Tutorial quote: Apache can respond to browser requests from machines on your local network (i.e. an "Intranet" Web server) or from the Internet. The installation of the Solaris OS installed and set up most of the necessary Apache files. As a result, if you want to use your system as a Web server you only need to modify one file.
OpenBSD Apache - Serving up the Web
Post date: April 11, 2006, 18:04 Category: Network Views: 19
Tutorial quote: The Apache Web Server is installed as part of the OpenBSD base system. This guide will help you configure the web server: (Apache 1.3.12 is released with OpenBSD 2.7 and 1.3.9 with OpenBSD 2.6)

To see how configurable the Apache/OpenBSD combination is we also look at allowing administrators to remotely review the server's status, we setup the system so we allow users on our system to have their own personal web-space. Of course, for the security counscious you probably want to turn some of these things off after you get things up and running.
Linux Configuring Apache for Maximum Performance
Post date: March 31, 2006, 22:03 Category: Optimizing Views: 14
Tutorial quote: Apache server performance can be improved by adding additional hardware resources such as RAM, faster CPU etc. But, most of the time, the same result can be achieved by custom configuration of the server. This article looks into getting maximum performance out of Apache with the existing hardware resources, specifically on the Linux systems.
Unix+clones Configuring Apache for Maximum Performance
Post date: February 12, 2006, 04:02 Category: Optimizing Views: 37
Tutorial quote: Apache is an open-source HTTP server implementation. It is the most popular web server on the Internet; the December 2005 Web Server Survey conducted by Netcraft [1] shows that about 70% of the web sites on Internet are using Apache.
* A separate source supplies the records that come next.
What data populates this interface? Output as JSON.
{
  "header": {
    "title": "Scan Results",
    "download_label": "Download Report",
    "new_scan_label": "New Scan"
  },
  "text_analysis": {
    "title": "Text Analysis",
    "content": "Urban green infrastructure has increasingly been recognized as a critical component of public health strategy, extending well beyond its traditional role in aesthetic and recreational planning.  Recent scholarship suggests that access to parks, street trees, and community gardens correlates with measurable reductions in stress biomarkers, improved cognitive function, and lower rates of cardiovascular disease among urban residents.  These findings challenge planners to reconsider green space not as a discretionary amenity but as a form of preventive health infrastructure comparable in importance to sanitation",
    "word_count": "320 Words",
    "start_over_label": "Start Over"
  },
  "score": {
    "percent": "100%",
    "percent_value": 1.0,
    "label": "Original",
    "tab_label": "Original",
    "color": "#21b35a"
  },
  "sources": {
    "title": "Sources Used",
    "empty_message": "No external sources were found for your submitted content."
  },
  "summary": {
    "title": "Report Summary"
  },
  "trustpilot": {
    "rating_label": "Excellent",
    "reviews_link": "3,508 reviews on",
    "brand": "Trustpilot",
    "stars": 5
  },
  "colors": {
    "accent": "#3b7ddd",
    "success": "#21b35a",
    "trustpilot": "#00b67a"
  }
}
Apache server performance can be improved by adding additional hardware resources such as RAM, faster CPU, etc. But most of the time, the same result can be achieved by custom configuration of the server. This article looks into getting maximum performance out of Apache with the existing hardware resources, specifically on Linux systems. Of course, it is assumed that there is enough hardware resources - especially enough RAM that the server isn't swapping frequently. First two sections look into various Compile-Time and Run-Time configuration options. The Run-Time section assumes that Apache is compiled with prefork MPM. HTTP compression and caching is discussed next. Finally, using separate servers for serving static and dynamic contents is covered. Basic knowledge of compiling and configuring Apache and Linux are assumed.
Debian How To Set Up A Loadbalanced High-Availability Apache Cluster
Post date: April 28, 2006, 02:04 Category: Network Views: 24
Tutorial quote: This tutorial shows how to set up a two-node Apache web server cluster that provides high-availability. In front of the Apache cluster we create a load balancer that splits up incoming requests between the two Apache nodes. Because we do not want the load balancer to become another "Single Point Of Failure", we must provide high-availability for the load balancer, too. Therefore our load balancer will in fact consist out of two load balancer nodes that monitor each other using heartbeat, and if one load balancer fails, the other takes over silently.
Debian Samba ADS integration without Kerberos
Post date: May 7, 2006, 02:05 Category: Network Views: 6
Tutorial quote: Aim: Allow Debian Sarge box to join ADS domain without using Kerberos and create user accounts on the fly. The resulting Debian system should work for NT Domain users for most or all services being offered, with the same username and password without having to type the domain in each time.